Of life at once not yet alive, yet dead ;
She sees at once the Virgin Mother stay
Reclused at home, public at Golgotha ;
Sad and rejoiced she’s seen at once, and seen

At almost fifty, and at scarce fifteen ;
At once a son is promised her, and gone ;
Gabriell gives Christ to her, He her to John ;
Not fully a mother, she’s in orbity ;

At once receiver and the legacy.
All this, and all between, this day hath shown,
Th’ abridgement of Christ’s story, which makes one—
As in plain maps, the furthest west is east—
Of th’ angels Ave, and Consummatum est.

And here is Fr. Ciferni’s reflection on the poem:

Donne’s lens for the poem is the Christian soul who, he says, eats twice, Christ conceived in the Annunciation and Christ taken away in his death.

In Christ’s taking human flesh at the Annunciation and in Christ’s surrendering human flesh on the cross we see the nature of God; their beginning and end meet.

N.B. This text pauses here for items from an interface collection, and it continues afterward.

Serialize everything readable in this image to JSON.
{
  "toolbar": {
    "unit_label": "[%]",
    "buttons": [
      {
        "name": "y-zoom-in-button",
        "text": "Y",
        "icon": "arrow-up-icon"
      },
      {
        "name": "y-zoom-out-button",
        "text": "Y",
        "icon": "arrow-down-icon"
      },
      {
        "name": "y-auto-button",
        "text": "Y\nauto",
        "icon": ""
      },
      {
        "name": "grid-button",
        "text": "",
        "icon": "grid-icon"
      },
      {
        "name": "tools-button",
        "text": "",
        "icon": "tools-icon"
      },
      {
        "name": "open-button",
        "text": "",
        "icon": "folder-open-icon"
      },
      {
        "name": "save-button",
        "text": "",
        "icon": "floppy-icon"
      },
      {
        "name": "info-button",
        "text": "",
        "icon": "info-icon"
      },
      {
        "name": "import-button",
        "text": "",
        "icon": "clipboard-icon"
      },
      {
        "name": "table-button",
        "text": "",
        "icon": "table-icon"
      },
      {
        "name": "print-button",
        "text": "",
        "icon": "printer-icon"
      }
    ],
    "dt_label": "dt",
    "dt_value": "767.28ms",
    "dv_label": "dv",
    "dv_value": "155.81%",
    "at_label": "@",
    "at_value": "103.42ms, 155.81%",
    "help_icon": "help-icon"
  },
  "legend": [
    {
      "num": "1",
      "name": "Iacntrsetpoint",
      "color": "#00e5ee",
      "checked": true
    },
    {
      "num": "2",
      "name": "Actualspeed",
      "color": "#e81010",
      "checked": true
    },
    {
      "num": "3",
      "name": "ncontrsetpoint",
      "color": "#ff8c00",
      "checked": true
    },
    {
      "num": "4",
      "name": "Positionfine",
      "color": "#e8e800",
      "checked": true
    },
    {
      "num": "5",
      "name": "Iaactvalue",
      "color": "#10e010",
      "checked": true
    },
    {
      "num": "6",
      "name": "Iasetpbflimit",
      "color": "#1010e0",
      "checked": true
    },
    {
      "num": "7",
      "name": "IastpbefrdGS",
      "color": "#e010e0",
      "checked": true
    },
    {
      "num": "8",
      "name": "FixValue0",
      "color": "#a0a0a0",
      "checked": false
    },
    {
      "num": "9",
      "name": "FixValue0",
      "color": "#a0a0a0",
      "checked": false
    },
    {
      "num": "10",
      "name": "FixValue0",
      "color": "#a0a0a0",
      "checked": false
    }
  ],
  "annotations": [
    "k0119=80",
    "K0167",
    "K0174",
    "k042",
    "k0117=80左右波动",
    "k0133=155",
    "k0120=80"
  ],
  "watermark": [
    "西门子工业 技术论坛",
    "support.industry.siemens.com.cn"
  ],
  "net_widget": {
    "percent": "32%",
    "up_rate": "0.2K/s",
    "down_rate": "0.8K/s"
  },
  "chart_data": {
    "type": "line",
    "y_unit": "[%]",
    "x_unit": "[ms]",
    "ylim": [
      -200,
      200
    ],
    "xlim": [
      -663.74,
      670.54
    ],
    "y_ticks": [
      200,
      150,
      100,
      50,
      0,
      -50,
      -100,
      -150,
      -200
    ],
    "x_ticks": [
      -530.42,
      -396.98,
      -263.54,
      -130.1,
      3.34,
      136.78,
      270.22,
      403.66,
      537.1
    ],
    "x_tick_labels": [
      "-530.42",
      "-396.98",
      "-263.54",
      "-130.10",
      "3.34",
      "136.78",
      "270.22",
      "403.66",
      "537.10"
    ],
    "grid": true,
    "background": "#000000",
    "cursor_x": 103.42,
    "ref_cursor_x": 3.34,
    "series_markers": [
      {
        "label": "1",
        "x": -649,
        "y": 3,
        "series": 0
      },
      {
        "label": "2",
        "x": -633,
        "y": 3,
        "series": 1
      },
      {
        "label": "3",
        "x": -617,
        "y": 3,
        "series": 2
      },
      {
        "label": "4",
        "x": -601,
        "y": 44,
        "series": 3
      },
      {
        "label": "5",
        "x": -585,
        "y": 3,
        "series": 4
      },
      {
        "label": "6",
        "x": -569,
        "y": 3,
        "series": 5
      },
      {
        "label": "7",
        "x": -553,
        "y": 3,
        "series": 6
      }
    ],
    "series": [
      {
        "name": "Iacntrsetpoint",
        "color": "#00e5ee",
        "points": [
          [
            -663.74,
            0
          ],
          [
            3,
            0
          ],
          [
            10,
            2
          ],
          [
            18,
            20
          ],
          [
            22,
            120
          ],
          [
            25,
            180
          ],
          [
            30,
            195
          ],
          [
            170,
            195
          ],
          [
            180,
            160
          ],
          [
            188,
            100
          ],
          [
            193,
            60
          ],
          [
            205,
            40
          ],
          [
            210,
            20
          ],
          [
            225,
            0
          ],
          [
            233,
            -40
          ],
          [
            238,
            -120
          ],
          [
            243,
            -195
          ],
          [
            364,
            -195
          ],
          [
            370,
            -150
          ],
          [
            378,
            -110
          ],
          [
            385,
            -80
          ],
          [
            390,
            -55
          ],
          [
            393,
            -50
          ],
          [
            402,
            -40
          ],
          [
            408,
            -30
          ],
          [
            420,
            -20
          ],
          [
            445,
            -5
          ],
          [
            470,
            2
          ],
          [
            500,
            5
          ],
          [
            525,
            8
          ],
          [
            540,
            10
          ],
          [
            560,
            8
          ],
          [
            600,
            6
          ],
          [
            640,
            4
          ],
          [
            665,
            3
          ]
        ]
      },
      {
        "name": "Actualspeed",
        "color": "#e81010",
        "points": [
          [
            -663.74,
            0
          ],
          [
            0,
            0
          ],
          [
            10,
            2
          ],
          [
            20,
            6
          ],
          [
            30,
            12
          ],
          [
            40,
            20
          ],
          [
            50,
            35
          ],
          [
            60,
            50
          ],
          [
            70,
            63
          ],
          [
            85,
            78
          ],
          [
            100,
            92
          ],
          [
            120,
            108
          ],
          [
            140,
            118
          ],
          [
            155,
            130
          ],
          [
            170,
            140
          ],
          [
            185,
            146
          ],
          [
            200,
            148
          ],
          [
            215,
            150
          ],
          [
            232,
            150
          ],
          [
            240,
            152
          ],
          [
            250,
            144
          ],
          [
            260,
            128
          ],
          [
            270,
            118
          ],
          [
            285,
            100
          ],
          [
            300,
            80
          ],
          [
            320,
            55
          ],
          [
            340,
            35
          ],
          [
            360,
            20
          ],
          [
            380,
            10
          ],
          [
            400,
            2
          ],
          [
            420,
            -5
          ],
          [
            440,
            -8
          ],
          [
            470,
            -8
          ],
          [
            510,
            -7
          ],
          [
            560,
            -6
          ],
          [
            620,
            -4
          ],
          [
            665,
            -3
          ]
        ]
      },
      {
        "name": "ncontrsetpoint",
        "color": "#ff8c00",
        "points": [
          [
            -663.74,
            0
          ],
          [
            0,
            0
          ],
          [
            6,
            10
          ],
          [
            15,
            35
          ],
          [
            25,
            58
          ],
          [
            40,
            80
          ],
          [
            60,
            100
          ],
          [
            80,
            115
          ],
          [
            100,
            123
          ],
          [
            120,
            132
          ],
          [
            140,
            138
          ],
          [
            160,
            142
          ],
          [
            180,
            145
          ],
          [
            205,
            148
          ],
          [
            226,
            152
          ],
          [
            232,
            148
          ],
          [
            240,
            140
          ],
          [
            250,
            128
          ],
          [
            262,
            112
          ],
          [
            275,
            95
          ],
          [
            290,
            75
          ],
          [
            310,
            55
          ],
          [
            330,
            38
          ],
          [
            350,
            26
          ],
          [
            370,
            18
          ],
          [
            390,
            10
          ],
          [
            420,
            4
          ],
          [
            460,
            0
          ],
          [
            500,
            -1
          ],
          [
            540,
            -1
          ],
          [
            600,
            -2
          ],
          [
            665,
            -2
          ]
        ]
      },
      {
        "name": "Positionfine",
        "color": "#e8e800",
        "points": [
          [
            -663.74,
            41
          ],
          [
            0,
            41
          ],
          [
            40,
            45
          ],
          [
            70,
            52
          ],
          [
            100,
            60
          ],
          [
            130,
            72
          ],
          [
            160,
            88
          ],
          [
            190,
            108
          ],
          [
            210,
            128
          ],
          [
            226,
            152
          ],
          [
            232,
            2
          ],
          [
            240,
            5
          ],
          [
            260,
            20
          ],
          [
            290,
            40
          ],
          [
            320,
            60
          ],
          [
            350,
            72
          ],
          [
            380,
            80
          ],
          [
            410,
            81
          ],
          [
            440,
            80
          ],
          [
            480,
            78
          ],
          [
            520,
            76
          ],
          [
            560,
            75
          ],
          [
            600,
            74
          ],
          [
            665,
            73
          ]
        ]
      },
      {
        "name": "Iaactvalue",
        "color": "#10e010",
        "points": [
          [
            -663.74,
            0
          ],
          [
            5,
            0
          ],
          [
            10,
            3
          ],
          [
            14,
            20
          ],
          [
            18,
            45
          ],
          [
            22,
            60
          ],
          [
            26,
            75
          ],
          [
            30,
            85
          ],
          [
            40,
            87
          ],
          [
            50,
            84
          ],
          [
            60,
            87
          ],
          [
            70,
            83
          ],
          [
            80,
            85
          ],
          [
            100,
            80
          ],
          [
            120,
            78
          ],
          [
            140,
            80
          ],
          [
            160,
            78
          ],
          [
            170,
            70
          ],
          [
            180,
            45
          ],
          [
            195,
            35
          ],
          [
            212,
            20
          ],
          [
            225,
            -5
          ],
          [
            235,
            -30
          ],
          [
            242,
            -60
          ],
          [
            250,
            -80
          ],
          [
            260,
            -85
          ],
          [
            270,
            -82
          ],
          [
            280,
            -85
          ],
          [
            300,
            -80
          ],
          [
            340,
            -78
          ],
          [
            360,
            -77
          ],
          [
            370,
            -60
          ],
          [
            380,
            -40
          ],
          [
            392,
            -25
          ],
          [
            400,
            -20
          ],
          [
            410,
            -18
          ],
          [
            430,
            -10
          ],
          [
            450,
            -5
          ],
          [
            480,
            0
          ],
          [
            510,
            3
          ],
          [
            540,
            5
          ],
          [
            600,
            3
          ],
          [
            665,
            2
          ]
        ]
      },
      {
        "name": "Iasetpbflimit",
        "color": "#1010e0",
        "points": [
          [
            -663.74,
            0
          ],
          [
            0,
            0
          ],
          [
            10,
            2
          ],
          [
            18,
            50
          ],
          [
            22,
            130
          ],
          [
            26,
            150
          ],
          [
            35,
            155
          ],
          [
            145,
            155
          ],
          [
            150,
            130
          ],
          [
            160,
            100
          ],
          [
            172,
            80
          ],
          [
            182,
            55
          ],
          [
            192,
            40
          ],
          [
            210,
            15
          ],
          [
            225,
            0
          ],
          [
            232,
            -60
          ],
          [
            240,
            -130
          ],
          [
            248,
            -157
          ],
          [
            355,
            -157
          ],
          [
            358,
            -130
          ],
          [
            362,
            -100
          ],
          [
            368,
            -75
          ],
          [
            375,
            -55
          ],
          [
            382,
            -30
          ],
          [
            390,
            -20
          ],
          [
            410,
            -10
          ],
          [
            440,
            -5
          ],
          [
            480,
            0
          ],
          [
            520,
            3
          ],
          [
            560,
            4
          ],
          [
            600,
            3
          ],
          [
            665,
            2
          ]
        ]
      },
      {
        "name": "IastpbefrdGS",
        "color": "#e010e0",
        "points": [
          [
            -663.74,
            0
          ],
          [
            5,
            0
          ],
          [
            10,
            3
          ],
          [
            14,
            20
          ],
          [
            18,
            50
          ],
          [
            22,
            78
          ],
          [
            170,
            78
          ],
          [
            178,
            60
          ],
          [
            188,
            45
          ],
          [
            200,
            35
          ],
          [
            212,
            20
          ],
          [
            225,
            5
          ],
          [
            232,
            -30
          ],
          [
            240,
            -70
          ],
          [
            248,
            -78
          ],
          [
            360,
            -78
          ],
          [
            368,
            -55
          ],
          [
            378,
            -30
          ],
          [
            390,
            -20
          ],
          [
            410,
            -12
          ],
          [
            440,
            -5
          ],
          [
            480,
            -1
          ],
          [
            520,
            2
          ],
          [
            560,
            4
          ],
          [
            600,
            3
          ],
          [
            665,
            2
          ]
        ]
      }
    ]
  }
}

We see the lofty cedar rise and we see it fall. We see the source of all life unborn, and now dead.

Then Donne moves to Mary, cloistered in Nazareth, on public display at Calvary. At the age of fifteen she is promised a son; at fifty, the promised son is taken away. Gabriel gives Christ to her; Christ gives her away to John. Thus, the Christ story is like a flat map: the farthest west touches the east. The angel’s Ave (Hail Mary) becomes Christ’s Consummarum est (It is finished).

Donne did not conjure this connection. He knew that from the earliest days of the Church March 25 was understood as the date of the Crucifixion, and it was that date that determined the date of the Annunciation. The fullness of Christ is mirrored even in the fullness of the cycle of his life: his death comes on the day of his conception.

Our end is in our beginning. From the moment we are conceived Mary is praying for us. She prays for us then. She prays for us now, and at the hour of our death.

We stand today before the hour of Christ’s death. And we are bidden to remember our own hour, an hour we can not know. We cannot know the hour, but we can live as though every hour might be the hour, the hour of our death. Then we begin to live as those who know what does and does not matter. We begin to put away our grasping after riches, after power, after the need for fame and recognition. We begin to live as those who, like Mary, and the Son she bore and raised, say, “Yes,” yes to God, and yes to life, even in the midst of death.